[Web page and app entries]
================================

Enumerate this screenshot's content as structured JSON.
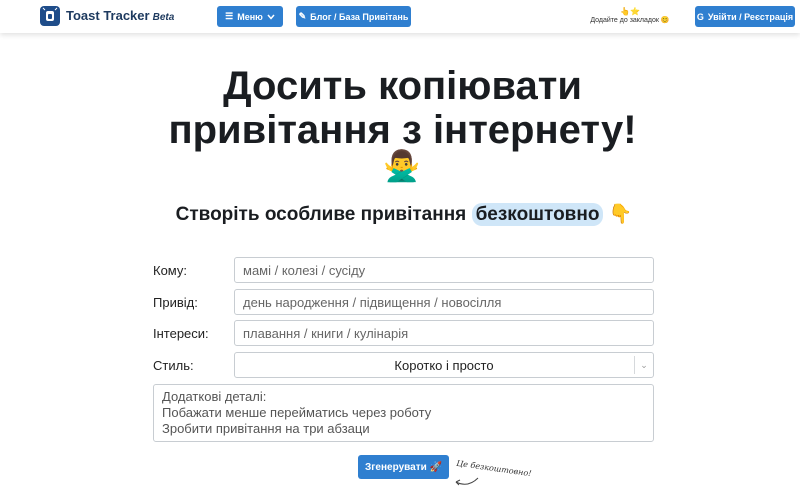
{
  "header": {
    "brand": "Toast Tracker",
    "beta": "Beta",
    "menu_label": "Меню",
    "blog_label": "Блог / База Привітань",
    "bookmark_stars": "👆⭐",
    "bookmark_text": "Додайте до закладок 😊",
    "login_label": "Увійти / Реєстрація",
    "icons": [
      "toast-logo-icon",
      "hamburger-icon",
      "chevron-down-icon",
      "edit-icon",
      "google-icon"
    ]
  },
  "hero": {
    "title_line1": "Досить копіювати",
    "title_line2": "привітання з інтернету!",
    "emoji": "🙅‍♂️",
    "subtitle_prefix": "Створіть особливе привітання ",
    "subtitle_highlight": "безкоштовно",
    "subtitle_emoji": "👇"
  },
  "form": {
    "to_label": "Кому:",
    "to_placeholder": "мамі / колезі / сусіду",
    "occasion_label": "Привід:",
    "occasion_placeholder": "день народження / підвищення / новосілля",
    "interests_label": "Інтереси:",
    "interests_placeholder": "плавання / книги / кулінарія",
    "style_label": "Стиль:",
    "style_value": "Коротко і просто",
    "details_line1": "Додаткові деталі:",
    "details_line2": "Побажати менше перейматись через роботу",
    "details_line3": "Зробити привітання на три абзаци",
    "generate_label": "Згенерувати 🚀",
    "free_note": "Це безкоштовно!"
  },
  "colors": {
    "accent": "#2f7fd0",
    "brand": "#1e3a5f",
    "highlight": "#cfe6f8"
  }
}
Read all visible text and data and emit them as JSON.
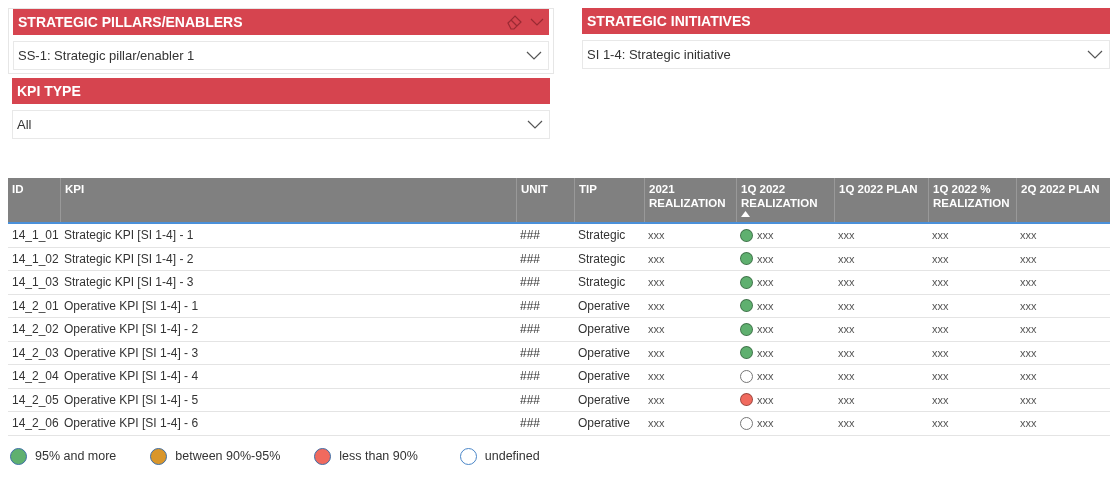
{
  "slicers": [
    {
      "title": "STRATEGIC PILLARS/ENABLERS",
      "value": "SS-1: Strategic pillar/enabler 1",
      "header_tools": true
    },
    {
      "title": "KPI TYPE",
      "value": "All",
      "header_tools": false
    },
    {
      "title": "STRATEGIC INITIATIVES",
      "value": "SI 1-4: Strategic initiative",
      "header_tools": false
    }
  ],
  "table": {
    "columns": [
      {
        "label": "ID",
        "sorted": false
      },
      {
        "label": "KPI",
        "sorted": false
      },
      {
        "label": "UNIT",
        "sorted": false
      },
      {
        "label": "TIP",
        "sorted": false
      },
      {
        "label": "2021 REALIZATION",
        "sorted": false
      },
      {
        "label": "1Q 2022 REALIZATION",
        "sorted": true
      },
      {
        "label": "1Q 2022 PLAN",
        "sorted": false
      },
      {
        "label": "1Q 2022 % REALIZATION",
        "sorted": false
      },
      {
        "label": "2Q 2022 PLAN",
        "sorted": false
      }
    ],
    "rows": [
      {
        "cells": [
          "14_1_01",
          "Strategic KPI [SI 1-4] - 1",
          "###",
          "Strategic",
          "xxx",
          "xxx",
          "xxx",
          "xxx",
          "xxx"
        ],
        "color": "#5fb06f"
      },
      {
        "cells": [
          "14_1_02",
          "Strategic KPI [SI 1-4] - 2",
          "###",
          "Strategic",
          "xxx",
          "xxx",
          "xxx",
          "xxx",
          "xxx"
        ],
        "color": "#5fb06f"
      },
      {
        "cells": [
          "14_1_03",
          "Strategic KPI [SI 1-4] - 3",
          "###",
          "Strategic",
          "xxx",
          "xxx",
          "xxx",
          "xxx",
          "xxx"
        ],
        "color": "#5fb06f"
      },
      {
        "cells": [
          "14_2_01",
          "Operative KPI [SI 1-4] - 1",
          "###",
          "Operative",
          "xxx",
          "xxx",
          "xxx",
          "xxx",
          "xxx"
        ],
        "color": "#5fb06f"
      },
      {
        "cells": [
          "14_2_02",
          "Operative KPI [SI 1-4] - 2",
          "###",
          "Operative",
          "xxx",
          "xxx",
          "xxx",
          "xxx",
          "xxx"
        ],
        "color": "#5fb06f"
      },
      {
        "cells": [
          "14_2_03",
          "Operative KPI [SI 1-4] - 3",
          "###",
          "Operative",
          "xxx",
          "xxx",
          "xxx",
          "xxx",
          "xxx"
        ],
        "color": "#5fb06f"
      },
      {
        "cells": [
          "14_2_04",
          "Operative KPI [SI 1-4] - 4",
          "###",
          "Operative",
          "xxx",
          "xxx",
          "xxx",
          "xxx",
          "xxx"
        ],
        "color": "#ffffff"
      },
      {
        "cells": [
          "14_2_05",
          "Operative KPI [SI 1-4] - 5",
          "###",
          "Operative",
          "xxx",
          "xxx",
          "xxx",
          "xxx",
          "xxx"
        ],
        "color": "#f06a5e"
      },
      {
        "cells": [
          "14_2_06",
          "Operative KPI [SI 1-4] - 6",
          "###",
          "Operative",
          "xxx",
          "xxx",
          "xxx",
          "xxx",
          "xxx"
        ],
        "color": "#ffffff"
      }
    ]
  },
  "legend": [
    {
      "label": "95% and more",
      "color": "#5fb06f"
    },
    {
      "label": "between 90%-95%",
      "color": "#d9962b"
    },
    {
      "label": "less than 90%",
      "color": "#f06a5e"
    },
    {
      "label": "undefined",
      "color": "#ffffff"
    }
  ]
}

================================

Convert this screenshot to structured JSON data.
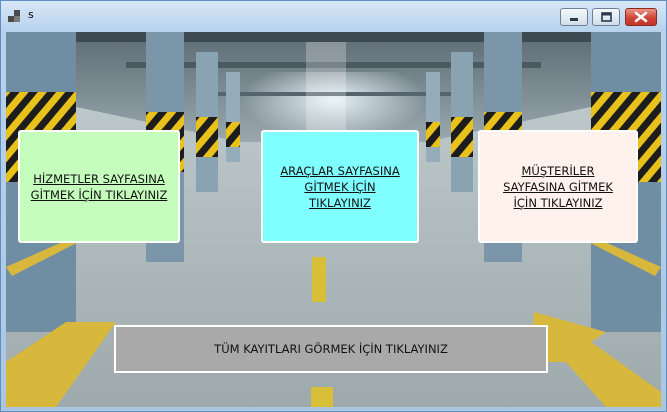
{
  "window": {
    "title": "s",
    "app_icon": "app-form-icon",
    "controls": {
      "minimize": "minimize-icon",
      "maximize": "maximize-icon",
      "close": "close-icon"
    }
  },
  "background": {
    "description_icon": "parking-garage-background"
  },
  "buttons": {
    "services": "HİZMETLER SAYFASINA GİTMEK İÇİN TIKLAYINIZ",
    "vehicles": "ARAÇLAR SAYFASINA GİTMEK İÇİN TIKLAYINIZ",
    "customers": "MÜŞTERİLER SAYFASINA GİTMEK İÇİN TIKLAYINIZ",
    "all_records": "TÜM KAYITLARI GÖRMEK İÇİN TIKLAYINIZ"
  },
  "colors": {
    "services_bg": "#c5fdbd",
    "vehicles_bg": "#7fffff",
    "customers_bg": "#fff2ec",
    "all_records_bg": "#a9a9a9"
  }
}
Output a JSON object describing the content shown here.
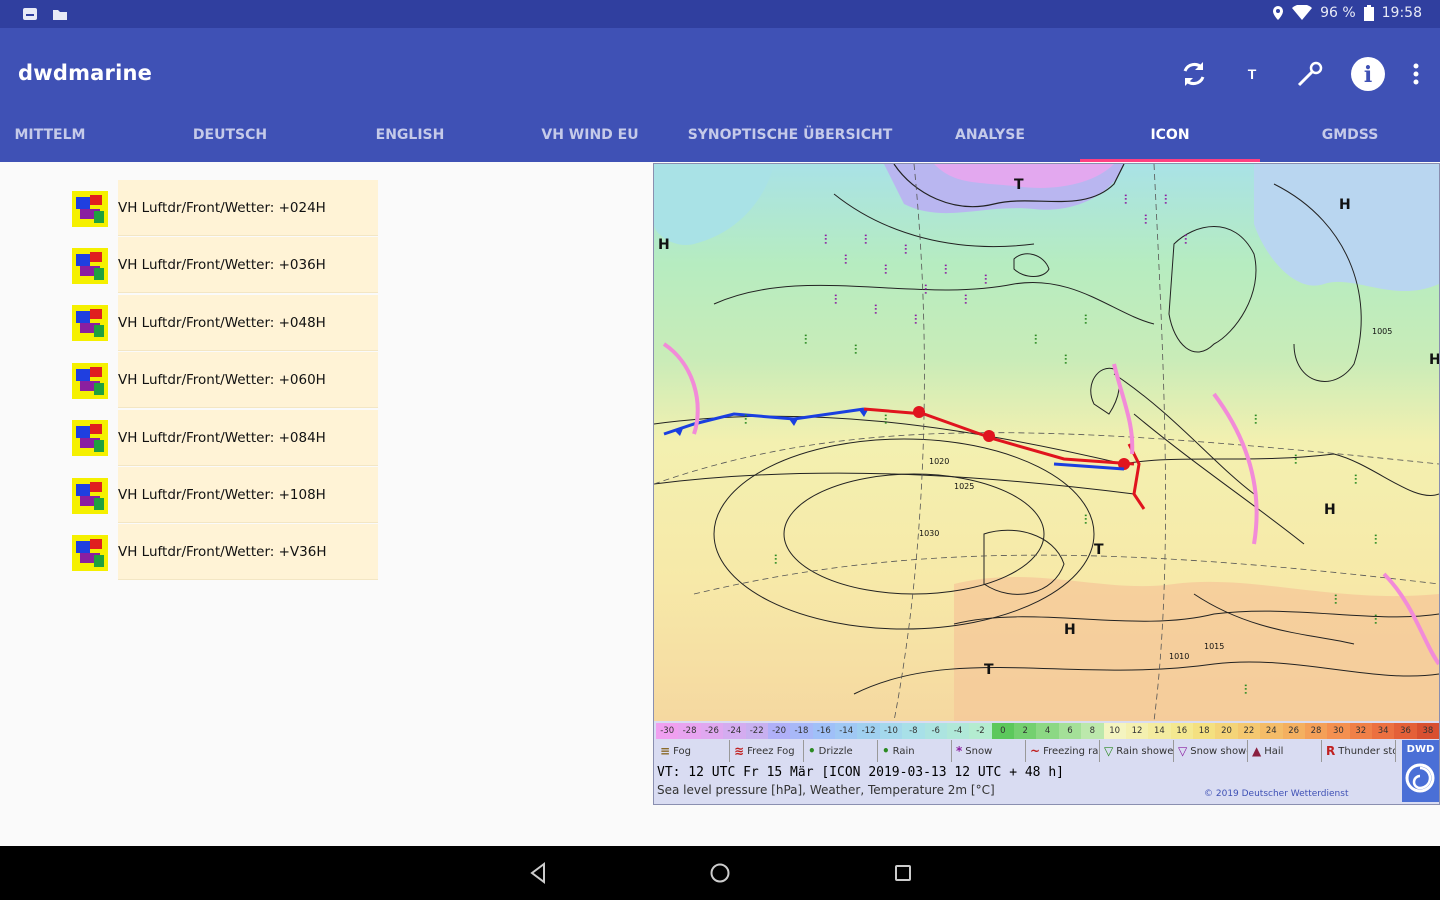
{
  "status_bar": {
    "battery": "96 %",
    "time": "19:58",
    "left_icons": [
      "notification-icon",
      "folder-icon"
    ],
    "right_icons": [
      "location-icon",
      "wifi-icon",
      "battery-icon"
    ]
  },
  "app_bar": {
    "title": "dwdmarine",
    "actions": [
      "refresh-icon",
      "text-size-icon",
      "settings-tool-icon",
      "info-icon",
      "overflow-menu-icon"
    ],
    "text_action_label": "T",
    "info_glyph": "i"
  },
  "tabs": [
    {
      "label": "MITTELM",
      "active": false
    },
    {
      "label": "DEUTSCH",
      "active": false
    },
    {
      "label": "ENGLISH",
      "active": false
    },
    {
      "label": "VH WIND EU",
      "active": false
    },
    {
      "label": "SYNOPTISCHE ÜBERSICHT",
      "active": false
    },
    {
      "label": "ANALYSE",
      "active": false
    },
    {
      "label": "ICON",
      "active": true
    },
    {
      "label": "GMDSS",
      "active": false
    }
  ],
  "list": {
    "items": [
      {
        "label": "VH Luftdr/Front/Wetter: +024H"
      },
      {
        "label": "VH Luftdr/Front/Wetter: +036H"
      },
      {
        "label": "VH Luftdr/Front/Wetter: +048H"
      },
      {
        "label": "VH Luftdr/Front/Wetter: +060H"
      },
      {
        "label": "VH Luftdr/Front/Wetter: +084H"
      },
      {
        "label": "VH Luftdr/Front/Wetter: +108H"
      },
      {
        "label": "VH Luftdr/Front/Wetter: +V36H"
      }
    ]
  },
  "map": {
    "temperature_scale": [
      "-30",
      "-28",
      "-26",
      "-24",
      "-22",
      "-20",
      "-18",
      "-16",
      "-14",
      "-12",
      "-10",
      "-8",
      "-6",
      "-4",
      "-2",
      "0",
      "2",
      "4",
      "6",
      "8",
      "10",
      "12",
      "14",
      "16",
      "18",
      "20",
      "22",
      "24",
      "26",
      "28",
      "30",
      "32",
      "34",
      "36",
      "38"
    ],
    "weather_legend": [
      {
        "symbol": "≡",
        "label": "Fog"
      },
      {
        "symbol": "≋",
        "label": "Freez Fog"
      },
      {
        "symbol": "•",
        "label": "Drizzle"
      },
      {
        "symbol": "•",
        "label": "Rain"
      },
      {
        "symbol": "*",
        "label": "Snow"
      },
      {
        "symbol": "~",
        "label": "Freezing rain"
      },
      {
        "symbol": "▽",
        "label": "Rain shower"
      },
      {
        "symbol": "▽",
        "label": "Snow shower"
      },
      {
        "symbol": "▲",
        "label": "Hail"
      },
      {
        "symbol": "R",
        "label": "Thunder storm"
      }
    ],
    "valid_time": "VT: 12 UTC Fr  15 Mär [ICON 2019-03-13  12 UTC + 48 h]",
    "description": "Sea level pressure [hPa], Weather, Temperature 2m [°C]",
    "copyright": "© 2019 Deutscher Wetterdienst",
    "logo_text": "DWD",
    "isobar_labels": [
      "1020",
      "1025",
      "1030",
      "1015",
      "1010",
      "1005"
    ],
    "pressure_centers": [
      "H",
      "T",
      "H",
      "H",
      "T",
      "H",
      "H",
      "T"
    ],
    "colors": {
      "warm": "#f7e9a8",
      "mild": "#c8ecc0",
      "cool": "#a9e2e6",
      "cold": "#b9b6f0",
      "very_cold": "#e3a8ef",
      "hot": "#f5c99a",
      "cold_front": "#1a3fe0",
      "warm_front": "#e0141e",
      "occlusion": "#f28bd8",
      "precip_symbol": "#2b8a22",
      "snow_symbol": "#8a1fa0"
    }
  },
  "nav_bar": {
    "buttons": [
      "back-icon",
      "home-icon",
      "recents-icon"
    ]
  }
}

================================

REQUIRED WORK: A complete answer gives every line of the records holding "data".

TASK RESPONSE:
Read all visible text and data and emit them as JSON.
Convert this screenshot to structured JSON data.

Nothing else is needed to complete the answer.